The album opens with an update of the Simply Red hit "Holding Back The Years," breathlessly retold over a four-chord vamp and a relaxed backbeat. Parlato offers a second cover, Mary J. Blige's "All That I Can Say," as well as a few repurposed jazz standards. But apart from these nods to influence and tradition, most of the music here is penned by Parlato and her band mates.
The album's soundscape is dominated by the mysterious wobble of the Rhodes electric piano. Young virtuoso Taylor Eigsti

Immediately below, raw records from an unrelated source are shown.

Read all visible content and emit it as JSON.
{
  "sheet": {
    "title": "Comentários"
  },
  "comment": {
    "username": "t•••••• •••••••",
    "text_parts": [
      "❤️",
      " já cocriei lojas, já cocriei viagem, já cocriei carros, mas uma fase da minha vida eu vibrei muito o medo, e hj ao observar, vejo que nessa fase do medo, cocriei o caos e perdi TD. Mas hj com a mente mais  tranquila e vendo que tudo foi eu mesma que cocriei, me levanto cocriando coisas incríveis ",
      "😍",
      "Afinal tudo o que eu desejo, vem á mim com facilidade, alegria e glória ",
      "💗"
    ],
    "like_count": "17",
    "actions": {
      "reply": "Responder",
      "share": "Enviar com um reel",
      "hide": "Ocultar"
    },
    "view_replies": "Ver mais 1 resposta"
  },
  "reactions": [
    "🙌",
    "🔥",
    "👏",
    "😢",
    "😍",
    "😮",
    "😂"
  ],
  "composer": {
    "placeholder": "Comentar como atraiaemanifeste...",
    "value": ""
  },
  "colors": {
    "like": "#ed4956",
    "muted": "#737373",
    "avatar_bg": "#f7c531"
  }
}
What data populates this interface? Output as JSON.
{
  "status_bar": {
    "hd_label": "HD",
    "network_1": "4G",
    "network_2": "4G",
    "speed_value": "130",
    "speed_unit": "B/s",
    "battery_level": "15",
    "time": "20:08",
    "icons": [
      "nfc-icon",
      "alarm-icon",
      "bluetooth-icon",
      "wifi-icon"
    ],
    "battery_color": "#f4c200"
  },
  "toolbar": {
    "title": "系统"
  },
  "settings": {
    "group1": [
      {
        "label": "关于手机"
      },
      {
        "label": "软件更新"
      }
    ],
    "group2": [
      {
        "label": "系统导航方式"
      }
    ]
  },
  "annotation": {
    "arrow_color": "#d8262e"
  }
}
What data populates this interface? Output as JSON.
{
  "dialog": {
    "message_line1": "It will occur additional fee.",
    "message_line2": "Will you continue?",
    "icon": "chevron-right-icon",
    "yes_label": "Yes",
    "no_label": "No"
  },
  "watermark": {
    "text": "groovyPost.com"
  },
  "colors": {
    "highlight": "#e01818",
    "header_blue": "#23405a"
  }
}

brings vigor to the instrument, all the while supporting Parlato with purpose and skill. Nowhere is this more evident than on the Brazilian-tinged "Me and You," a duo track that brings his exquisite rhythmic powers into full view. He also plays piano on several tracks, and does so particularly beautifully on "Henya," but the mood of the session centers on the vintage sound of that hump-backed instrument. Producer Robert Glasper
, a master of both the Rhodes and the genres where it's most often used, serves as the architect behind this recording. The angled vamps of "Blue and Green," which mutate the classic in unrecognizable ways, bear his handiwork, as do the Headhunter-like textures punctuating the slow drive of "Better Than," one of the album's most beautiful tracks. Surprisingly he does not perform on The Lost and Found
, generously allowing Eigsti room to shine throughout.
Drummer Kendrick Scott
and bassist Derrick Hodge
(both long-time Glasper associates) anchor the band with rippling grooves possessed of both restraint and power. For Scott, who regularly backs artists such as Terence Blanchard
and Herbie Hancock
, this album provides further proof that beyond his explosive straight-ahead prowess, he's a masterful pop sideman too.
Guitarist/singer Alan Hampton
, who is also one of New York's top bassists, blows the roof off the CD with his cameo on "Still." It's a simple song, apart from its 11/8 meter, which longingly muses:
Even if you say goodbye, I still love
Even when my life is through, I still love.
Parlato joins on the second verse, with Egisti repeating the melody in octaves on the piano. It's a joyous, infectious tuneits effect on the band is clear, as they break into laughter while clapping to the odd-metered beat.
One final highlight occurs during the closing vamp of Parlato's "Winter Wind." As the line repeats, she clings to the last note in each phrase, edging up the intensity each time. By the time it ends, the repeating hook:
It's the time of your life It's the time of your life
So hold on, hold on
has its claws in you.